WHAT IS BEING ASKED:
Every line of the records below that holds the word "displacement" should be copied out.
BEGIN
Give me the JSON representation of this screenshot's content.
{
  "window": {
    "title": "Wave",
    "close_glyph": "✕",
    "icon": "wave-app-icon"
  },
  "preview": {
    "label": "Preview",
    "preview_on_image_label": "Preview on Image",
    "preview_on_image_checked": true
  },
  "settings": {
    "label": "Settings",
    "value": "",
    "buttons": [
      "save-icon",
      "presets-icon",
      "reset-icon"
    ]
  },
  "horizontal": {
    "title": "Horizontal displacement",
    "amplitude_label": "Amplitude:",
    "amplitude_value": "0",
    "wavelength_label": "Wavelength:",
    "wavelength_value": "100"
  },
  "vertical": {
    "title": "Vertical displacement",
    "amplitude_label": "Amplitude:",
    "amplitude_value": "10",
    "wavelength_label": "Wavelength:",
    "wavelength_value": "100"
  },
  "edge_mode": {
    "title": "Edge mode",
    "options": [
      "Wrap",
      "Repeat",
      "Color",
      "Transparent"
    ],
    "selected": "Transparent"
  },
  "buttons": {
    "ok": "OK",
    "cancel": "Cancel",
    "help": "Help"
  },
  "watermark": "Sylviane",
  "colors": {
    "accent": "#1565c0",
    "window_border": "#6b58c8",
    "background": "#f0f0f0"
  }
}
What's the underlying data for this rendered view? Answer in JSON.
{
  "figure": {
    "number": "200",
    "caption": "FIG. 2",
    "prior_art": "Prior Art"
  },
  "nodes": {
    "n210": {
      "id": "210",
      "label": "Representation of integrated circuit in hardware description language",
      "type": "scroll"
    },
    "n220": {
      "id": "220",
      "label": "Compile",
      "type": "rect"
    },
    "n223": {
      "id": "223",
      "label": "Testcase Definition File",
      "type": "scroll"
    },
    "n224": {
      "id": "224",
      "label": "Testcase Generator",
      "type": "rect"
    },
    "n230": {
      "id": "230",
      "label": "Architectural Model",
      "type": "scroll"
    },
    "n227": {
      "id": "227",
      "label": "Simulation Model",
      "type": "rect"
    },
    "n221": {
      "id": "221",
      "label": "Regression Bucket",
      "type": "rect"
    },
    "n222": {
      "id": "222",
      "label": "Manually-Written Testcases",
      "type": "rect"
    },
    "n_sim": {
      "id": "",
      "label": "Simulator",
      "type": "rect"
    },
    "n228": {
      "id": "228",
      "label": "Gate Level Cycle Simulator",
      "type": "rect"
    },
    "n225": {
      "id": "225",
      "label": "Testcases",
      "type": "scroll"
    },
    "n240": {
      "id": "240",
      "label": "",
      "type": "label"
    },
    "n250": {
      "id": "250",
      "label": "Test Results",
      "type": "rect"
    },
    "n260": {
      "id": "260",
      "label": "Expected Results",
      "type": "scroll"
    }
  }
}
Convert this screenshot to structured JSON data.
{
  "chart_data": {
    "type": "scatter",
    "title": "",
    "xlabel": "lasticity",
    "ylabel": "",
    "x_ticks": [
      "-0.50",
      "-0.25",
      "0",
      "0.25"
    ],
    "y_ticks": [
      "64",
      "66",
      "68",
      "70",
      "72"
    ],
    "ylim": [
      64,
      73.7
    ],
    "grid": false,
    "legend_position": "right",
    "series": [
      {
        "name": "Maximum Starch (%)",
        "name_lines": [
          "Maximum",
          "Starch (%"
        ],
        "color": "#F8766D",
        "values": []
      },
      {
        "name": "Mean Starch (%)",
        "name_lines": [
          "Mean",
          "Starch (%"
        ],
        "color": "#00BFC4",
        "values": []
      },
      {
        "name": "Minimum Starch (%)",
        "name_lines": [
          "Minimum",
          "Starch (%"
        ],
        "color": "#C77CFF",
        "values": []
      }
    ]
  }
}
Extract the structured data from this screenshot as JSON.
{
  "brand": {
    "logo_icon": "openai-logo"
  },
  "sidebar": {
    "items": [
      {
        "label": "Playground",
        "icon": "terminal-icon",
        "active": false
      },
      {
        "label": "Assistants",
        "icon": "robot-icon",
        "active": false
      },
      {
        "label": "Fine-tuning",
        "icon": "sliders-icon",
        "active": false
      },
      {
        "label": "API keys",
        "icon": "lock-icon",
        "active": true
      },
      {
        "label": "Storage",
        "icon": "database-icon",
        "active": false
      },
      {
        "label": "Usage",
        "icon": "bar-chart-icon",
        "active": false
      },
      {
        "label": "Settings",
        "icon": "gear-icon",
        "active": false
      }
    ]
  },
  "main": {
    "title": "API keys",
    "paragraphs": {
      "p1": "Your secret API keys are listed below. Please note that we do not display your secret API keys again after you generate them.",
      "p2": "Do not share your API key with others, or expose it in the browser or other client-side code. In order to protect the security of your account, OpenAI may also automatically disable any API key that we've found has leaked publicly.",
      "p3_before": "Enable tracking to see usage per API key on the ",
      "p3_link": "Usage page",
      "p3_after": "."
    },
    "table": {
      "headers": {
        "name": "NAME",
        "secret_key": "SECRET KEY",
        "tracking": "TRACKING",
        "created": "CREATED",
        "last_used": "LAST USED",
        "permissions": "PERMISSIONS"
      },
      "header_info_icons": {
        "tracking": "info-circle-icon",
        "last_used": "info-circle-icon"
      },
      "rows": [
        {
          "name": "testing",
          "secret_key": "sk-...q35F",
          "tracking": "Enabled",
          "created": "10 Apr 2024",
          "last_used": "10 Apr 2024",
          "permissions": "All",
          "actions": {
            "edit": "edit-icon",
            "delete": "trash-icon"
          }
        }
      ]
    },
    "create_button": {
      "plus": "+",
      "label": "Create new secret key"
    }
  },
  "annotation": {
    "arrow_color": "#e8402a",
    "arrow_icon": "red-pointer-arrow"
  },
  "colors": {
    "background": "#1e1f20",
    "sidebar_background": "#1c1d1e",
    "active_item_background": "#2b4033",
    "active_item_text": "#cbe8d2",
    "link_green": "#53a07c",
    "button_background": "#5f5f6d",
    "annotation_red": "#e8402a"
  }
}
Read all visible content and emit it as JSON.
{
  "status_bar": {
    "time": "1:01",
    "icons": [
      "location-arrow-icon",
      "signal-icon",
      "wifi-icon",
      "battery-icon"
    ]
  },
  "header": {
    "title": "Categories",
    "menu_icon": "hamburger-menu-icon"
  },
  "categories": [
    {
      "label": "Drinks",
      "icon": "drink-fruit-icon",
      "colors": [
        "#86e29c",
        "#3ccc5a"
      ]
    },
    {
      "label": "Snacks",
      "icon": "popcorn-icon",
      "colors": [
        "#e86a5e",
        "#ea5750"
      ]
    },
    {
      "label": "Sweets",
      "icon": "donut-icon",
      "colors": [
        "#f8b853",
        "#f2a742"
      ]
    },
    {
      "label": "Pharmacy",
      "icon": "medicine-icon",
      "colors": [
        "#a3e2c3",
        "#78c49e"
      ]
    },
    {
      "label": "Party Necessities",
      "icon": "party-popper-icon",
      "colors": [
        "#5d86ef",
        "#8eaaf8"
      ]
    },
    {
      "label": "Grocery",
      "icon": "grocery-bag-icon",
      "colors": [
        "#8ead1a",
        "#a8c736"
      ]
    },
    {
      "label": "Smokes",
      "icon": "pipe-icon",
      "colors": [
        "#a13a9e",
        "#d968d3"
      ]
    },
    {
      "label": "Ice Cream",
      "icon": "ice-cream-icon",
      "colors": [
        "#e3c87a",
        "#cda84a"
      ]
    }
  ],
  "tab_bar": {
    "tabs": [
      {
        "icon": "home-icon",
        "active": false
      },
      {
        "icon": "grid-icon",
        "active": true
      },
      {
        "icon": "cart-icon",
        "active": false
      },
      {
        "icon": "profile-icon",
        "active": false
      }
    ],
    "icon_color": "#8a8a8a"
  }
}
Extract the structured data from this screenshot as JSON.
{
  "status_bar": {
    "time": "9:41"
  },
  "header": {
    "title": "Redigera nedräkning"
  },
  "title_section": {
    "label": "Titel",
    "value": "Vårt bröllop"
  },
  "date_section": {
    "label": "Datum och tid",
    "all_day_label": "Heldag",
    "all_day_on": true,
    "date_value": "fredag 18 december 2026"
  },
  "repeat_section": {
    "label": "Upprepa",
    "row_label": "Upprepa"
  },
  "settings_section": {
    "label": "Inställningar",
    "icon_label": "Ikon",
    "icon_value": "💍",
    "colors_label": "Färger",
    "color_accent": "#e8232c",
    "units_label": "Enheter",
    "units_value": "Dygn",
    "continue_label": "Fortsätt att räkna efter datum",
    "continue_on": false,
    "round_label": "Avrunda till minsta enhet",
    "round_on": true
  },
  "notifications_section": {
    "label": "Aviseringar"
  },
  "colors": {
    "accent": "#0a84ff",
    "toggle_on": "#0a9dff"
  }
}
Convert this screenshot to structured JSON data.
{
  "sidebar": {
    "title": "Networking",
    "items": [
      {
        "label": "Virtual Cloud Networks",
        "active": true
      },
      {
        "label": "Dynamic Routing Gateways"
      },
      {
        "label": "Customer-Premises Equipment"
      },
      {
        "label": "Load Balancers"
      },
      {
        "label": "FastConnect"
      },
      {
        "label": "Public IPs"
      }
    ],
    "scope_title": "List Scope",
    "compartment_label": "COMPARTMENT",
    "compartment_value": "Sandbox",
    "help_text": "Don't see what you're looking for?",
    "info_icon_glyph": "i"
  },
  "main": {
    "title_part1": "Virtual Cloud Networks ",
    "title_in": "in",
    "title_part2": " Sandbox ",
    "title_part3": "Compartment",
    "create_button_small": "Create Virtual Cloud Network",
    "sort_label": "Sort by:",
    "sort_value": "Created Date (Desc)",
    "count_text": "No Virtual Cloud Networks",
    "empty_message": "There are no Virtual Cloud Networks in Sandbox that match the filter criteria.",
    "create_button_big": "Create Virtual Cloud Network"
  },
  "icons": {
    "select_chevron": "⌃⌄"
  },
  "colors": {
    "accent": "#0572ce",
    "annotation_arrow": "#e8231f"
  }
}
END
RESPONSE BELOW:
    "title": "Horizontal displacement",
    "title": "Vertical displacement",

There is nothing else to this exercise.